Washington and Lee University presents a public reading with Brittany Hailer, an award-winning journalist and director of the Pittsburgh Institute for Nonprofit Journalism, on March 31 at 6 p.m. in Northen Auditorium on the W&L campus.
Hailer will read from her memoir and poetry collection, “Animal You’ll Surely Become.” The lecture is free and open to the public, and there will be books for sale following the event.
“In her innovative memoir, Brittany Hailer uses fairy tales to frame and interpret trauma, addiction, and what it means to be a woman in this world,” said Lesley Wheeler, Henry S. Fox Professor of English at W&L and poetry editor for Shenandoah magazine.
Hailer won a Golden Quill Award from the Press Club of Western Pennsylvania in 2019 and a Robert L. Vann Award of Excellence for investigative/enterprise reporting from the Pittsburgh Black Media Federation for her stories on people impacted by the opioid epidemic.
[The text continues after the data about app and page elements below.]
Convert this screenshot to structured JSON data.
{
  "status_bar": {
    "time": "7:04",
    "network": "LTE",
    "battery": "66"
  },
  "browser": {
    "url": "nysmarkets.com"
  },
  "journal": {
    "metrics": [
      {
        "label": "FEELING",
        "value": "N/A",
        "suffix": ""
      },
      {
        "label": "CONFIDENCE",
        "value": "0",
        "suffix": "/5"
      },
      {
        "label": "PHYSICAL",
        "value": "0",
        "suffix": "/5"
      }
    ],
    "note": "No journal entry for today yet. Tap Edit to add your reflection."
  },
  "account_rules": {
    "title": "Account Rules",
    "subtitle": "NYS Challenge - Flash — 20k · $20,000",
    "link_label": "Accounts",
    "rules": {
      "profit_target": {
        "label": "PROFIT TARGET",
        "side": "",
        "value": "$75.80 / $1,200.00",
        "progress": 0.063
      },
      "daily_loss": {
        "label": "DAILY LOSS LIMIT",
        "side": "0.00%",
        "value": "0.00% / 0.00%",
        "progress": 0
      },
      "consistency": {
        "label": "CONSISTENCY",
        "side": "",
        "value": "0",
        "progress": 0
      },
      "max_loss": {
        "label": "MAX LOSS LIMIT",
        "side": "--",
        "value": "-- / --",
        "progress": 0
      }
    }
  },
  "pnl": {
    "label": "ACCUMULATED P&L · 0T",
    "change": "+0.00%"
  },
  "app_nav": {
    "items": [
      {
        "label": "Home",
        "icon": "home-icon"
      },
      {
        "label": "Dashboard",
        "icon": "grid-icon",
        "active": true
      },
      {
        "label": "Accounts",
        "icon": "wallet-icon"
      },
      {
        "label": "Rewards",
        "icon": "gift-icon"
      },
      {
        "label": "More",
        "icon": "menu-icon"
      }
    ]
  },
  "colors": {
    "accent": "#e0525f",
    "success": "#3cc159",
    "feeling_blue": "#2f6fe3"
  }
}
She received another Golden Quill Award in 2020 for her essay narrating her experience investigating the opioid crisis while her father struggled with alcoholism and homelessness.
Hailer was selected to be a Justice Reporting Fellow in 2018 as part of the John Jay/Langeloth Foundation Fellowship on “Reinventing Solitary Confinement” and again in 2020 for “Justice and the Pandemic.” She taught creative writing classes at the Allegheny County Jail and Sojourner House, and now teaches creative writing and journalism at the University of Pittsburgh.
The event is sponsored by the Glasgow Endowment.